Appendix 1 – median performance by sector, ranked by 2022 year to date price total return


The Legal Bit

This note was prepared by Marten & Co (which is authorised and regulated by the Financial Conduct Authority).

This note is for information purposes only and is not intended to encourage the reader to deal in the security or securities mentioned within it.

Marten & Co is not authorised to give advice to retail clients. The note does not have regard to the specific investment objectives, financial situation and needs of any specific person who may receive it.

Marten & Co may have or may be seeking a contractual relationship with any of the securities mentioned within the note for activities including the provision of sponsored research, investor access or fundraising services.

The analysts who prepared this note may have an interest in any of the securities mentioned within it.

This note has been compiled from publicly available information. This note is not directed at any person in any jurisdiction where (by reason of that person’s nationality, residence or otherwise) the publication or availability of this note is prohibited.

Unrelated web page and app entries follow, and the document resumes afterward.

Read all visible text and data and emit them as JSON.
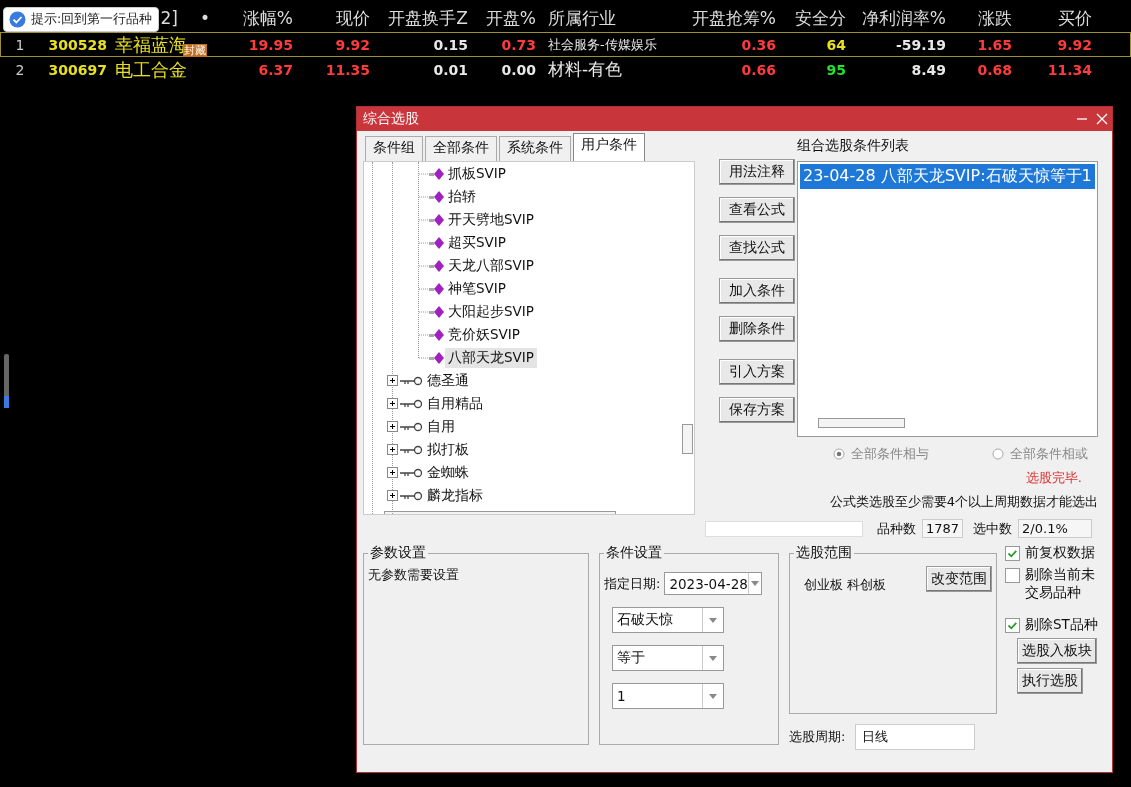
{
  "tooltip": {
    "text": "提示:回到第一行品种"
  },
  "table": {
    "header_fragments": [
      "2]",
      "•"
    ],
    "columns": [
      "涨幅%",
      "现价",
      "开盘换手Z",
      "开盘%",
      "所属行业",
      "开盘抢筹%",
      "安全分",
      "净利润率%",
      "涨跌",
      "买价"
    ],
    "rows": [
      {
        "index": "1",
        "code": "300528",
        "name": "幸福蓝海",
        "badge": "封藏",
        "selected": true,
        "cells": [
          {
            "text": "19.95",
            "color": "#ff3b3b"
          },
          {
            "text": "9.92",
            "color": "#ff3b3b"
          },
          {
            "text": "0.15",
            "color": "#e8e8e8"
          },
          {
            "text": "0.73",
            "color": "#ff3b3b"
          },
          {
            "text": "社会服务-传媒娱乐",
            "color": "#e8e8e8"
          },
          {
            "text": "0.36",
            "color": "#ff3b3b"
          },
          {
            "text": "64",
            "color": "#e8e020"
          },
          {
            "text": "-59.19",
            "color": "#e8e8e8"
          },
          {
            "text": "1.65",
            "color": "#ff3b3b"
          },
          {
            "text": "9.92",
            "color": "#ff3b3b"
          }
        ]
      },
      {
        "index": "2",
        "code": "300697",
        "name": "电工合金",
        "selected": false,
        "cells": [
          {
            "text": "6.37",
            "color": "#ff3b3b"
          },
          {
            "text": "11.35",
            "color": "#ff3b3b"
          },
          {
            "text": "0.01",
            "color": "#e8e8e8"
          },
          {
            "text": "0.00",
            "color": "#e8e8e8"
          },
          {
            "text": "材料-有色",
            "color": "#e8e8e8"
          },
          {
            "text": "0.66",
            "color": "#ff3b3b"
          },
          {
            "text": "95",
            "color": "#20e030"
          },
          {
            "text": "8.49",
            "color": "#e8e8e8"
          },
          {
            "text": "0.68",
            "color": "#ff3b3b"
          },
          {
            "text": "11.34",
            "color": "#ff3b3b"
          }
        ]
      }
    ]
  },
  "dialog": {
    "title": "综合选股",
    "tabs": [
      {
        "label": "条件组",
        "selected": false
      },
      {
        "label": "全部条件",
        "selected": false
      },
      {
        "label": "系统条件",
        "selected": false
      },
      {
        "label": "用户条件",
        "selected": true
      }
    ],
    "tree": [
      {
        "kind": "formula",
        "label": "抓板SVIP",
        "selected": false
      },
      {
        "kind": "formula",
        "label": "抬轿",
        "selected": false
      },
      {
        "kind": "formula",
        "label": "开天劈地SVIP",
        "selected": false
      },
      {
        "kind": "formula",
        "label": "超买SVIP",
        "selected": false
      },
      {
        "kind": "formula",
        "label": "天龙八部SVIP",
        "selected": false
      },
      {
        "kind": "formula",
        "label": "神笔SVIP",
        "selected": false
      },
      {
        "kind": "formula",
        "label": "大阳起步SVIP",
        "selected": false
      },
      {
        "kind": "formula",
        "label": "竞价妖SVIP",
        "selected": false
      },
      {
        "kind": "formula",
        "label": "八部天龙SVIP",
        "selected": true
      },
      {
        "kind": "group",
        "label": "德圣通",
        "expanded": false
      },
      {
        "kind": "group",
        "label": "自用精品",
        "expanded": false
      },
      {
        "kind": "group",
        "label": "自用",
        "expanded": false
      },
      {
        "kind": "group",
        "label": "拟打板",
        "expanded": false
      },
      {
        "kind": "group",
        "label": "金蜘蛛",
        "expanded": false
      },
      {
        "kind": "group",
        "label": "麟龙指标",
        "expanded": false
      }
    ],
    "buttons": [
      [
        "用法注释",
        "查看公式",
        "查找公式"
      ],
      [
        "加入条件",
        "删除条件"
      ],
      [
        "引入方案",
        "保存方案"
      ]
    ],
    "condition_list": {
      "label": "组合选股条件列表",
      "items": [
        {
          "text": "23-04-28 八部天龙SVIP:石破天惊等于1",
          "selected": true
        }
      ]
    },
    "logic": [
      {
        "label": "全部条件相与",
        "selected": true
      },
      {
        "label": "全部条件相或",
        "selected": false
      }
    ],
    "status": "选股完毕.",
    "note": "公式类选股至少需要4个以上周期数据才能选出",
    "count_label": "品种数",
    "count": "1787",
    "selected_label": "选中数",
    "selected_count": "2/0.1%",
    "params": {
      "title": "参数设置",
      "text": "无参数需要设置"
    },
    "conditions": {
      "title": "条件设置",
      "date_label": "指定日期:",
      "date": "2023-04-28",
      "selects": [
        "石破天惊",
        "等于",
        "1"
      ]
    },
    "scope": {
      "title": "选股范围",
      "text": "创业板 科创板",
      "button": "改变范围"
    },
    "options": [
      {
        "label": "前复权数据",
        "checked": true
      },
      {
        "label": "剔除当前未交易品种",
        "checked": false
      },
      {
        "label": "剔除ST品种",
        "checked": true
      }
    ],
    "action_buttons": [
      "选股入板块",
      "执行选股"
    ],
    "period": {
      "label": "选股周期:",
      "value": "日线"
    }
  }
}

Accuracy of Content: Whilst Marten & Co uses reasonable efforts to obtain information from sources which we believe to be reliable and to ensure that the information in this note is up to date and accurate, we make no representation or warranty that the information contained in this note is accurate, reliable or complete. The information contained in this note is provided by Marten & Co for personal use and information purposes generally. You are solely liable for any use you may make of this information. The information is inherently subject to change without notice and may become outdated. You, therefore, should verify any information obtained from this note before you use it.

No Advice: Nothing contained in this note constitutes or should be construed to constitute investment, legal, tax or other advice.

No Representation or Warranty: No representation, warranty or guarantee of any kind, express or implied is given by Marten & Co in respect of any information contained on this note.

Exclusion of Liability: To the fullest extent allowed by law, Marten & Co shall not be liable for any direct or indirect losses, damages, costs or expenses incurred or suffered by you arising out or in connection with the access to, use of or reliance on any information contained on this note. In no circumstance shall Marten & Co and its employees have any liability for consequential or special damages.

Governing Law and Jurisdiction: These terms and conditions and all matters connected with them, are governed by the laws of England and Wales and shall be subject to the exclusive jurisdiction of the English courts. If you access this note from outside the UK, you are responsible for ensuring compliance with any local laws relating to access.

No information contained in this note shall form the basis of, or be relied upon in connection with, any offer or commitment whatsoever in any jurisdiction.

Investment Performance Information: Please remember that past performance is not necessarily a guide to the future and that the value of shares and the income from them can go down as well as up. Exchange rates may also cause the value of underlying overseas investments to go down as well as up. Marten & Co may write on companies that use gearing in a number of forms that can increase volatility and, in some cases, to a complete loss of an investment.

230403 companies roundup

Click below to open the
full research notes
Read Research Note

Please review our cookie, privacy & data protection and terms and conditions policies and, if you accept, please select your place of residence and whether you are a private or professional investor.

You live in…

You are a…